To many, Paul Reubens and Pee-wee Herman were one and the same, in part because Reubens committed so fully to his best-known character that for years, he gave all his interviews fully in character. He began developing the character as a member of the Groundlings improv troupe in the 1970s, adopting a cartoonish voice and laugh and wearing his signature suit and red bowtie.
Reubens first brought Pee-wee to his stage show, “The Pee-wee Herman Show,” performed at the Roxy Theater in West Hollywood, California and featured on HBO. He began appearing widely as Pee-wee, including in “Cheech & Chong’s Next Movie” and on “Late Night with David Letterman.” In 1985, the feature film “Pee-wee’s Big Adventure” debuted, written by and starring Reubens and directed by Tim Burton, his first feature film. A moderate box office success that received mixed reviews, the film went on to become a cult classic. And it spawned another cult classic, the TV show “Pee-wee’s Playhouse.”

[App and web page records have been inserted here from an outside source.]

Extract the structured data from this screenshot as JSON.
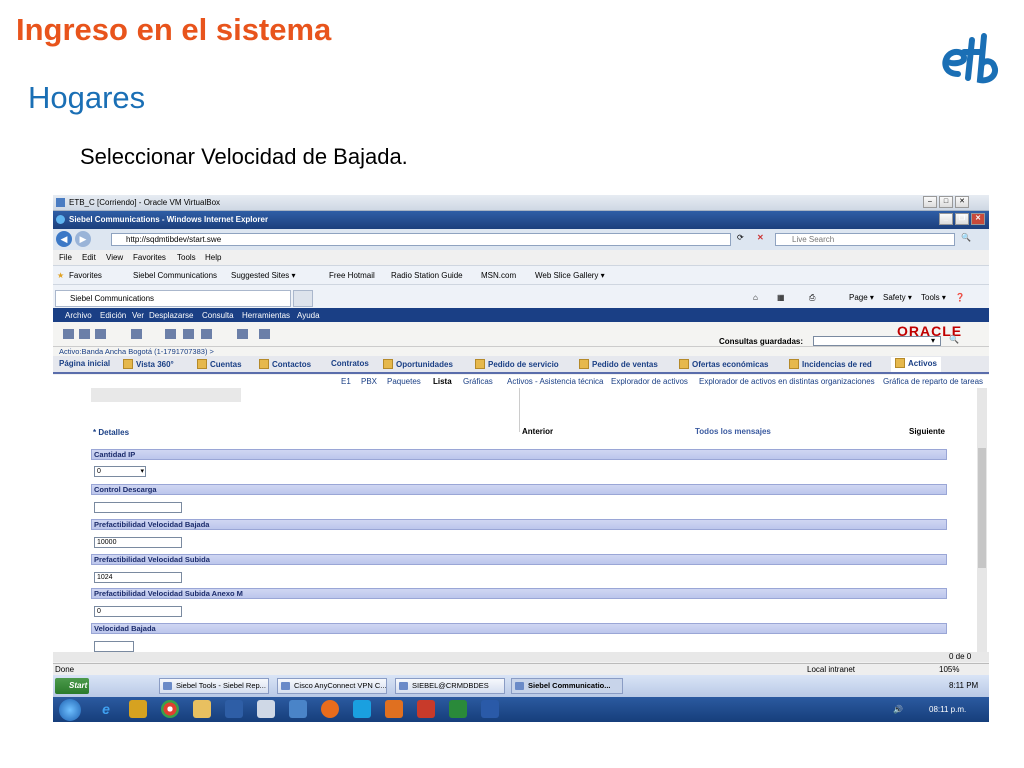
{
  "slide": {
    "title": "Ingreso en el sistema",
    "subtitle": "Hogares",
    "instruction": "Seleccionar Velocidad de Bajada."
  },
  "vbox": {
    "title": "ETB_C [Corriendo] - Oracle VM VirtualBox"
  },
  "ie": {
    "title": "Siebel Communications - Windows Internet Explorer",
    "address": "http://sqdmtibdev/start.swe",
    "search_placeholder": "Live Search",
    "menu": [
      "File",
      "Edit",
      "View",
      "Favorites",
      "Tools",
      "Help"
    ],
    "favorites_label": "Favorites",
    "favorites": [
      "Siebel Communications",
      "Suggested Sites ▾",
      "Free Hotmail",
      "Radio Station Guide",
      "MSN.com",
      "Web Slice Gallery ▾"
    ],
    "tab_label": "Siebel Communications",
    "command_bar": [
      "Page ▾",
      "Safety ▾",
      "Tools ▾"
    ]
  },
  "siebel": {
    "menu": [
      "Archivo",
      "Edición",
      "Ver",
      "Desplazarse",
      "Consulta",
      "Herramientas",
      "Ayuda"
    ],
    "oracle": "ORACLE",
    "saved_queries_label": "Consultas guardadas:",
    "breadcrumb": "Activo:Banda Ancha Bogotá (1-1791707383)  >",
    "tabs": [
      "Página inicial",
      "Vista 360°",
      "Cuentas",
      "Contactos",
      "Contratos",
      "Oportunidades",
      "Pedido de servicio",
      "Pedido de ventas",
      "Ofertas económicas",
      "Incidencias de red",
      "Activos"
    ],
    "subtabs": [
      "E1",
      "PBX",
      "Paquetes",
      "Lista",
      "Gráficas",
      "Activos - Asistencia técnica",
      "Explorador de activos",
      "Explorador de activos en distintas organizaciones",
      "Gráfica de reparto de tareas"
    ],
    "details_label": "* Detalles",
    "nav": {
      "prev": "Anterior",
      "all": "Todos los mensajes",
      "next": "Siguiente"
    },
    "fields": [
      {
        "label": "Cantidad IP",
        "value": "0"
      },
      {
        "label": "Control Descarga",
        "value": ""
      },
      {
        "label": "Prefactibilidad Velocidad Bajada",
        "value": "10000"
      },
      {
        "label": "Prefactibilidad Velocidad Subida",
        "value": "1024"
      },
      {
        "label": "Prefactibilidad Velocidad Subida Anexo M",
        "value": "0"
      },
      {
        "label": "Velocidad Bajada",
        "value": ""
      }
    ],
    "record_count": "0 de 0"
  },
  "status": {
    "left": "Done",
    "zone": "Local intranet",
    "zoom": "105%"
  },
  "xp_taskbar": {
    "start": "Start",
    "items": [
      "Siebel Tools - Siebel Rep...",
      "Cisco AnyConnect VPN C...",
      "SIEBEL@CRMDBDES",
      "Siebel Communicatio..."
    ],
    "clock": "8:11 PM"
  },
  "win7_taskbar": {
    "clock": "08:11 p.m."
  },
  "colors": {
    "title": "#e8541c",
    "subtitle": "#1a6fb5",
    "siebel_blue": "#1a3f85"
  }
}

Debuting in 1986, “Pee-wee’s Playhouse” was a children’s show that Reubens carefully kept wholesome, including being sure never to be photographed with a cigarette. He wove positive lessons into the show’s goofy, frenetic half-hours – even as he delighted children with bits like the secret word, instructing them to “scream real loud” when they heard it on the show. Reubens was joined on his show by such actors as Laurence Fishburne, Phil Hartman (1948–1998), John Paragon (1954–2021), and a young Natasha Lyonne. While the show ran, gaining him several Daytime Emmy Award nominations, Reubens also starred in a big screen sequel, “Big Top Pee-wee.”

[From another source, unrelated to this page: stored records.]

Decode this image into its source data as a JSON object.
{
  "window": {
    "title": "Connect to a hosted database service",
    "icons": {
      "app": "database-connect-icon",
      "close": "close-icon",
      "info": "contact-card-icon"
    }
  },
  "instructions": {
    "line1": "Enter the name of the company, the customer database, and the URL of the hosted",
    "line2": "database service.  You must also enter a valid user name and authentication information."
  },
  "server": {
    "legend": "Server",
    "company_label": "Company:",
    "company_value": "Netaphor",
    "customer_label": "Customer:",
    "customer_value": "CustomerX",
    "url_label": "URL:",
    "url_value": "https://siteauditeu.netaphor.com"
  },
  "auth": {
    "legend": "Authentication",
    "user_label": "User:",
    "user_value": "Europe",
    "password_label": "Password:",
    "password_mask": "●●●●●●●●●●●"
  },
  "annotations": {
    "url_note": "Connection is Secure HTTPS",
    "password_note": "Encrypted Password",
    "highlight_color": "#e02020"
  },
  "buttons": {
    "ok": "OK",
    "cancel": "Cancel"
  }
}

Shortly after the 1991 series finale of “Pee-wee’s Playhouse,” Reubens made headlines for an incident in which he was arrested for indecent exposure at an adult movie theater. He pled no contest to the charges and performed community service. The incident soured Reubens and Pee-wee in the eyes of some, but he also received widespread support from celebrities. Another high-profile arrest came in 2002, when police seized his large collection of vintage erotica, alleging that it included child pornography. Reubens strongly denied the charges, which were later dropped.
The two arrests had a dampening effect on Reubens’ career, but he did continue to work throughout his life. In 1992, not long after his high-profile arrest, he had notable roles in both “Batman Returns” and “Buffy the Vampire Slayer,” stealing the show in the latter with his vampire character’s hammy death scene. His other movies would include “Mystery Men,” “Blow,” and “Reno 911!: Miami,” as well as voice roles in such animated films as “The Nightmare Before Christmas” and “The Smurfs.” In 2016, Reubens brought back Pee-wee for a Netflix feature film, “Pee-wee’s Big Holiday.”
On TV, Reubens had a recurring role on “Murphy Brown,” receiving another Emmy nomination, and he appeared on such shows as “Sesame Street,” “Everybody Loves Raymond,” “Reno 911!,” “30 Rock,” “The Blacklist,” and “What We Do in the Shadows.” He also worked extensively as a voice actor for TV, voicing characters on cartoons including “Rugrats,” “Robot Chicken,” “Star Wars Rebels,” “American Dad,” and “Bob’s Burgers.”
“I always sort of felt like Pee-wee Herman was performance art a little bit, and what I personally liked about it was that I was the only person who knew that.” –from a 2009 interview with Paul Rudd for Interview